- **Supplied entries**:

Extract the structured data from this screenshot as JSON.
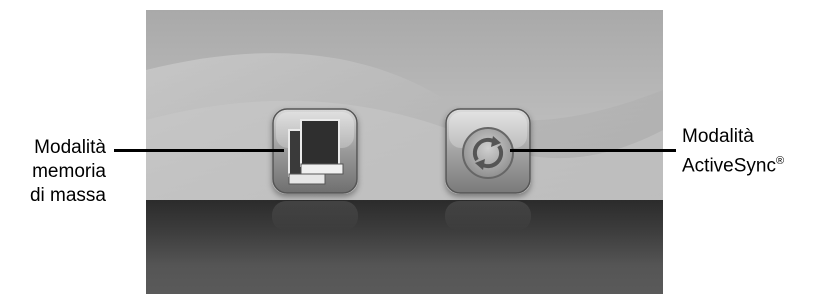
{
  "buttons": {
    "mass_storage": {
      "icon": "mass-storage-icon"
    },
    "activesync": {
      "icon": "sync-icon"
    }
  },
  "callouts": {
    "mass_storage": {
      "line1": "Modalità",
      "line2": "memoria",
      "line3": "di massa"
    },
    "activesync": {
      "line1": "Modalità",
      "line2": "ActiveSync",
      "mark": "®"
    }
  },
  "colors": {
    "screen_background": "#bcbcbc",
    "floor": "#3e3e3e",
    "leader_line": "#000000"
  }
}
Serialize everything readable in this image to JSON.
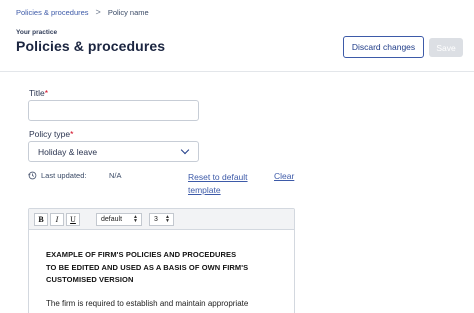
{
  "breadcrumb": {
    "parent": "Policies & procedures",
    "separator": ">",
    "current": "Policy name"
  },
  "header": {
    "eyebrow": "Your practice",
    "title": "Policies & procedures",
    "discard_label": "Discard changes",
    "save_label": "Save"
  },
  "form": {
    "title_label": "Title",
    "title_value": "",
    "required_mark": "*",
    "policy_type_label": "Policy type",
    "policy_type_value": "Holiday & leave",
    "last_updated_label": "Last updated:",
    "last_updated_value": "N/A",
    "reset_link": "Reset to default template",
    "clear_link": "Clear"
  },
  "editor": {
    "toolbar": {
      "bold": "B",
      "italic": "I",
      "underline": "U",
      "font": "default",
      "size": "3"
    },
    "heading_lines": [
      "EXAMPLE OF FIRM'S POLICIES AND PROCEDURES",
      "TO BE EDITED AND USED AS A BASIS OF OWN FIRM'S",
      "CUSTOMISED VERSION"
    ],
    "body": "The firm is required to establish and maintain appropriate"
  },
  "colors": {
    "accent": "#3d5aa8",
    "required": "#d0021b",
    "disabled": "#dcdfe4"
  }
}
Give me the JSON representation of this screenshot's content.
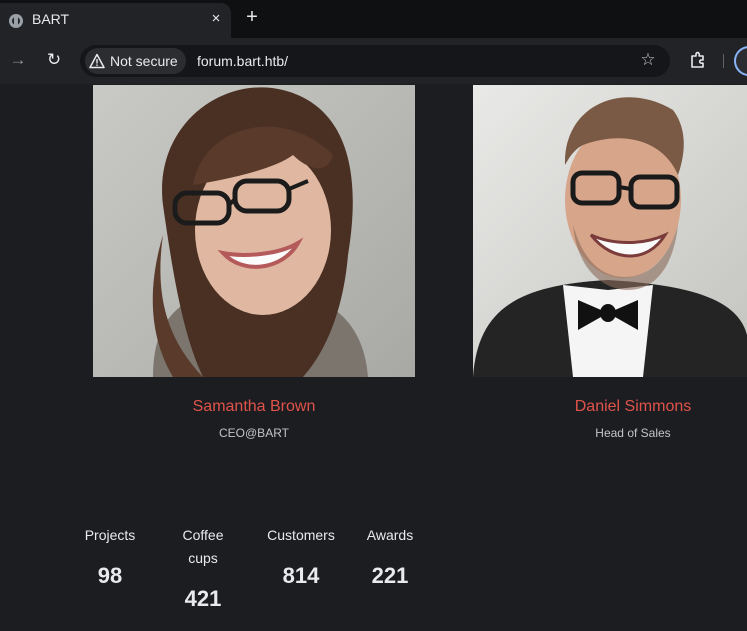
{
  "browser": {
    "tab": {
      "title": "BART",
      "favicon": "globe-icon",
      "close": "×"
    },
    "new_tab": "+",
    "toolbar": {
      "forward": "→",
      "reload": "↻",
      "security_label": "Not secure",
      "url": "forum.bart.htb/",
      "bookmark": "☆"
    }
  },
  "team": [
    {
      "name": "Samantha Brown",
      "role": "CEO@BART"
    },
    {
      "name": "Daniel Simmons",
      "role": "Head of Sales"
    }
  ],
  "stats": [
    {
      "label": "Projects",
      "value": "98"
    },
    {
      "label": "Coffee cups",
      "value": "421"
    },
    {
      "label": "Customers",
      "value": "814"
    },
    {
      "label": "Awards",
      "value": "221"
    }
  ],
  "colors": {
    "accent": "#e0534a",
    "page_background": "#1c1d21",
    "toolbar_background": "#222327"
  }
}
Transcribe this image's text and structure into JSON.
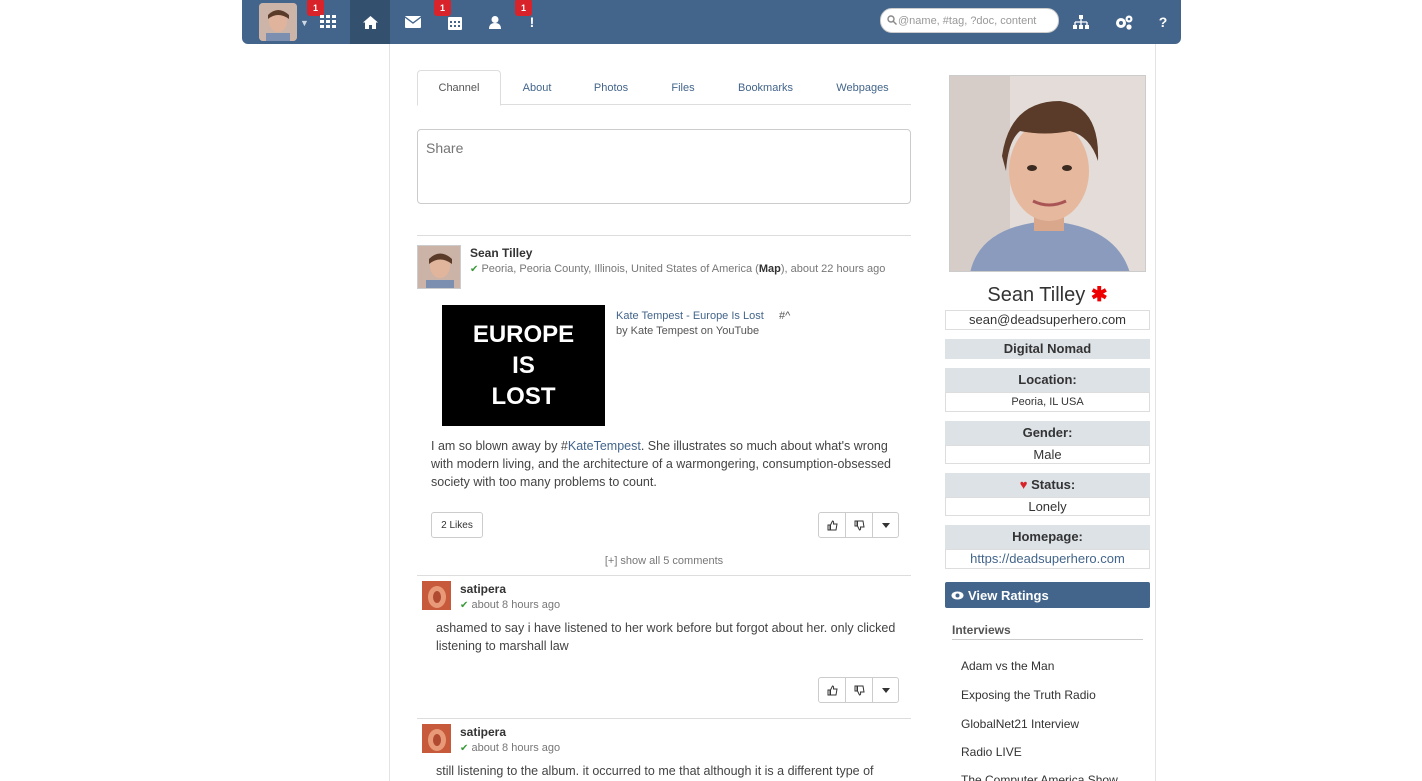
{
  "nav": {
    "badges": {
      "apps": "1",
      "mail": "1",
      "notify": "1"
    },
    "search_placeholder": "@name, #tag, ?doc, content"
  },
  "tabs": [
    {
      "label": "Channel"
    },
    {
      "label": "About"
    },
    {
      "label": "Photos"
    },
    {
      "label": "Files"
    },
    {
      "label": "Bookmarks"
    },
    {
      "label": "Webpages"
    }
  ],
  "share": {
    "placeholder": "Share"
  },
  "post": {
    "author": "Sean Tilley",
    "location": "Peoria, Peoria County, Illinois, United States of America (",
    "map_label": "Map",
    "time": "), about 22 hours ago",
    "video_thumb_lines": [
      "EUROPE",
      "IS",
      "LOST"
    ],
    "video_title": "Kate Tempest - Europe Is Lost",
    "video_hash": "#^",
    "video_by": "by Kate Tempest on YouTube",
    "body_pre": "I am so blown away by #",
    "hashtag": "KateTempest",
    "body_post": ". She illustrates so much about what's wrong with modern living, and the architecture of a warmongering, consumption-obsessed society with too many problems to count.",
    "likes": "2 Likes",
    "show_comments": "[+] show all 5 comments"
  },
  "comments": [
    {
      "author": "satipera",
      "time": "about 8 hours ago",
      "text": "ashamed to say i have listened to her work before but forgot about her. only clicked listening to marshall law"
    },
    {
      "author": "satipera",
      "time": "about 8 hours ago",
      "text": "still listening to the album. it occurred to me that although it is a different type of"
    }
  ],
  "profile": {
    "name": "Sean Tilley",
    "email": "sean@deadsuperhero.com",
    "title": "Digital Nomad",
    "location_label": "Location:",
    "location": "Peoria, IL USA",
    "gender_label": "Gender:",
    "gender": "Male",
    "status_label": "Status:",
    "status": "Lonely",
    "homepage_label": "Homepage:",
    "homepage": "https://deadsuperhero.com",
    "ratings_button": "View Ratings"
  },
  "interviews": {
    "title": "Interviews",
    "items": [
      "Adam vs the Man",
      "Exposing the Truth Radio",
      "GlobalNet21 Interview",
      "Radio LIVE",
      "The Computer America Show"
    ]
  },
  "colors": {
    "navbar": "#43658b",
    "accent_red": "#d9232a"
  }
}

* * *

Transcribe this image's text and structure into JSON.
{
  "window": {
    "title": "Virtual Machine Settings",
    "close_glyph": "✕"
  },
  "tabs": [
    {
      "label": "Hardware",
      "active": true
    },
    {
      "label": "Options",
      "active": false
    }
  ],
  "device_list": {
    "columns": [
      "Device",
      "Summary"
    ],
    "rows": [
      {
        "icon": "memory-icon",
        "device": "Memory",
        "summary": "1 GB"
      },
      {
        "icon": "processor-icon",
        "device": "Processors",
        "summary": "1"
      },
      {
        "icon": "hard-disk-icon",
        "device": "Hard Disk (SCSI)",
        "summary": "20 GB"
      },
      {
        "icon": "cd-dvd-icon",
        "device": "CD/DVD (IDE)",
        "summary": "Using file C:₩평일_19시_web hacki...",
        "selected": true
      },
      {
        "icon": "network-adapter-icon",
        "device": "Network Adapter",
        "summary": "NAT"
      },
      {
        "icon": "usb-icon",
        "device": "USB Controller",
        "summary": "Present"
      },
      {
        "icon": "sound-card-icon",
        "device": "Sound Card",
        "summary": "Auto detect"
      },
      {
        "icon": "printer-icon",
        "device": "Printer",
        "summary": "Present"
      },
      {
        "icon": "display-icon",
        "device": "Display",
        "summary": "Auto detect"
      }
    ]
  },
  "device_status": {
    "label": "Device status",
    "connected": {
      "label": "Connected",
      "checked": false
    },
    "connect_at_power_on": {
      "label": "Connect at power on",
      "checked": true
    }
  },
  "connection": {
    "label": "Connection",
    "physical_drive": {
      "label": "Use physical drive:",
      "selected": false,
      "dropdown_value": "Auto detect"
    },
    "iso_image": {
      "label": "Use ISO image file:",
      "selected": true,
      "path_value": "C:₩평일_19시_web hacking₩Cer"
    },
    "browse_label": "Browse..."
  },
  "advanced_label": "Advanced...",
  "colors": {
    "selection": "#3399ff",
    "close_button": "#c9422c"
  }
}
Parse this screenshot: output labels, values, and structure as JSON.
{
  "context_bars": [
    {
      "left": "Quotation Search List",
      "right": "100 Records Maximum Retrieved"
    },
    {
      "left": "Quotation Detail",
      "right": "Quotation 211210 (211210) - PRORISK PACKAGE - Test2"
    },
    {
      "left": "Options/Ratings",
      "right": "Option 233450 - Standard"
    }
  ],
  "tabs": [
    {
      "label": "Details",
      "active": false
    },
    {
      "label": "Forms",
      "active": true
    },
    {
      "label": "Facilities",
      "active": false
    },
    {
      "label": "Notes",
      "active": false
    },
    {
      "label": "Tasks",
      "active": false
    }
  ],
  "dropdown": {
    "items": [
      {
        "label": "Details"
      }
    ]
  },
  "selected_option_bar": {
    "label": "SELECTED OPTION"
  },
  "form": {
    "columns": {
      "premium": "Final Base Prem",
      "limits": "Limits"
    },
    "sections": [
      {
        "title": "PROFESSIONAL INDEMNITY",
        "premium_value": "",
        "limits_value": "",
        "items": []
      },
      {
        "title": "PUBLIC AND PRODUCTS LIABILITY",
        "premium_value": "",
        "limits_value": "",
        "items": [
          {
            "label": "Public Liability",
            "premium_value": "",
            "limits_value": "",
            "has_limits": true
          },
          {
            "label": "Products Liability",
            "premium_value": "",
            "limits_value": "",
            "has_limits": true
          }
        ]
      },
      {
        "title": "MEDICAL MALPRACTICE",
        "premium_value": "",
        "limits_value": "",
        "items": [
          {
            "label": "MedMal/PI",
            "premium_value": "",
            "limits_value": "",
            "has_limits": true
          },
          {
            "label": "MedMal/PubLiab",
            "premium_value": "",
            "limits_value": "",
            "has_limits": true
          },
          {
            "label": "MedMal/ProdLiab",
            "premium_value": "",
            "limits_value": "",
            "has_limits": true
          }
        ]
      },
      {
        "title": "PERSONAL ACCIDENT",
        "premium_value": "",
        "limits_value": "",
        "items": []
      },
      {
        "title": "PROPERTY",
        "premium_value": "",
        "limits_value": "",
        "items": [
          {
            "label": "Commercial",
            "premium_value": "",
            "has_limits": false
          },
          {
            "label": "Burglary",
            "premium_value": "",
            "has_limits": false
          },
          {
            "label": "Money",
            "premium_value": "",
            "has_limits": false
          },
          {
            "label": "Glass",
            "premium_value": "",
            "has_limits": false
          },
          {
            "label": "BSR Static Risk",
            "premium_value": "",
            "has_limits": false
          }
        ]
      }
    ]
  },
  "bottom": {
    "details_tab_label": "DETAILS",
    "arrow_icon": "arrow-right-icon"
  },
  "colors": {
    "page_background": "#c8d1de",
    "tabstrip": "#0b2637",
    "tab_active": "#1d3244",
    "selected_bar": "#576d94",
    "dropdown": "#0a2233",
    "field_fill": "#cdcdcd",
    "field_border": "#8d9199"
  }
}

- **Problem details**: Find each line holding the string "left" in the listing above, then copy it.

- **Solution for this exercise**:
      "left": "Quotation Search List",
      "left": "Quotation Detail",
      "left": "Options/Ratings",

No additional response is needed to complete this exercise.